Phil Neville has every intention of seeing out the remaining two years of his contract as England Women boss, saying he “can’t think of a better job in football” at the moment.
Neville was appointed to the role in January 2018 on a deal running through to the 2021 European Championships, which will be held in England.
He has subsequently guided the Lionesses to victory in the four-team SheBelieves Cup for the first time earlier this year and now the semi-finals of this summer’s World Cup in France.
Earlier this week the Football Association’s head of women’s football Baroness Sue Campbell said the 42-year-old, who had already said he would manage Great Britain’s team at the 2020 Tokyo Olympics, had “signed up to a three-year journey and he seems committed to it”.
And Neville has now emphasised that, as long as he continues to have the backing of the FA, the organisation is happy with him and his “players are listening to my messages”, he will be staying on for the next two years at least.
“I think the last 18 months have given me things that no other job could have given me and this World Cup has been everything and more of what I expected,” Neville said.
“You read and listen to stories, and people say, ‘What’s the next move’, but I can’t think of a better job in football. I get an organisation that backs me, anything I want. I get a set of players that play to my tune and I’ve got scope to improve, to make an impact on people’s lives.
“I’m committed to the three-year project. I don’t see another job that would give me what I’m in now. As long as the FA back me the way they’ve backed me, and the players show the same kind of thirst for learning, then I’ll be here for the three years.
“I’m the type of person that, if the players get bored of my ideas, if they stop listening, then I will say, ‘Thank you very much, you’ve given me the best time of my life’, and I’ll empty my office and walk away. But at this moment in time, I’ve got a set of players that are hungry.

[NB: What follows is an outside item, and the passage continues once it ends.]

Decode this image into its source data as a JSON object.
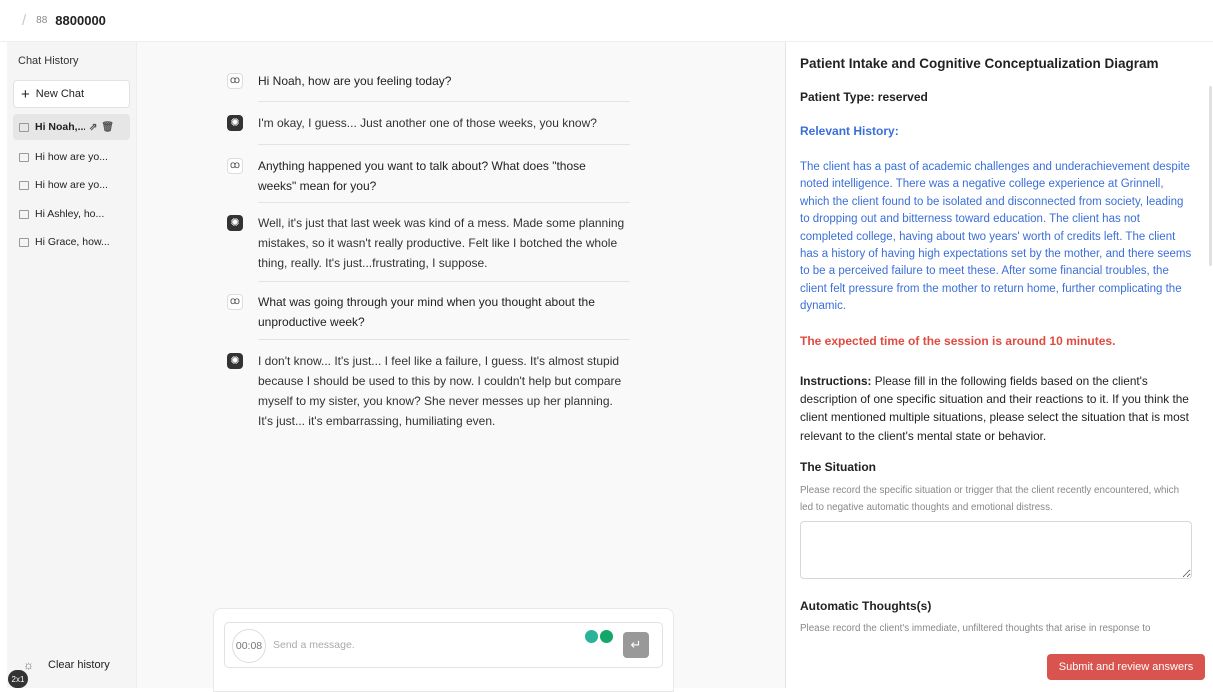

“As long as my players are listening to my messages, that’s the biggest thing, and the FA back me in everything I do and I can see progression and ambition, then I love my job.”
While he feels he will reflect on this World Cup and think the team “have made strides forward”, Neville has also said of England’s campaign, which saw them end up as beaten semi-finalists for a third successive major tournament: “It does feel like failure – we wanted the gold.”
He added: “The texts coming through of, ‘You’ve inspired the nation’ have been lovely but annoying, because we wanted to win. I’ve been brought up where winning is the only thing that matters.”
Regarding England’s return home, Neville feels “a bus-top tour or a trip to Downing Street” would be “celebrating failure” and says they have been turning things down.
“We don’t want any of that. They (the players) don’t want it,” said Neville, whose side were beaten 2-1 by Sweden in the third-place play-off on Saturday.
“They’ve not earned it. They’d feel probably embarrassed.
“If you lose in the FA Cup final, if you finish second in the Premier League, you don’t get an open-top bus tour around your city. You’ve got to win.
“It’s the harsh realities of the way I want to work. Yes, we want to celebrate with our supporters, that is important to us. We’re hoping that at Wembley in November (when England face Germany in a friendly) there will be 80,000 people there that we can say thank you to.
“But a bus-top tour or a trip to Downing Street for me would be celebrating failure. And we’ve said from day one that we don’t do that.”
Neville added: “The truth is that we are close, but we still need to start working harder. The work and the ruthlessness has got to get even more brutal.”
He does not envisage a “mass change of personnel” in the squad over the next year and has stressed how important senior players – the likes of Steph Houghton, Jill Scott and Karen Bardsley – have been in France.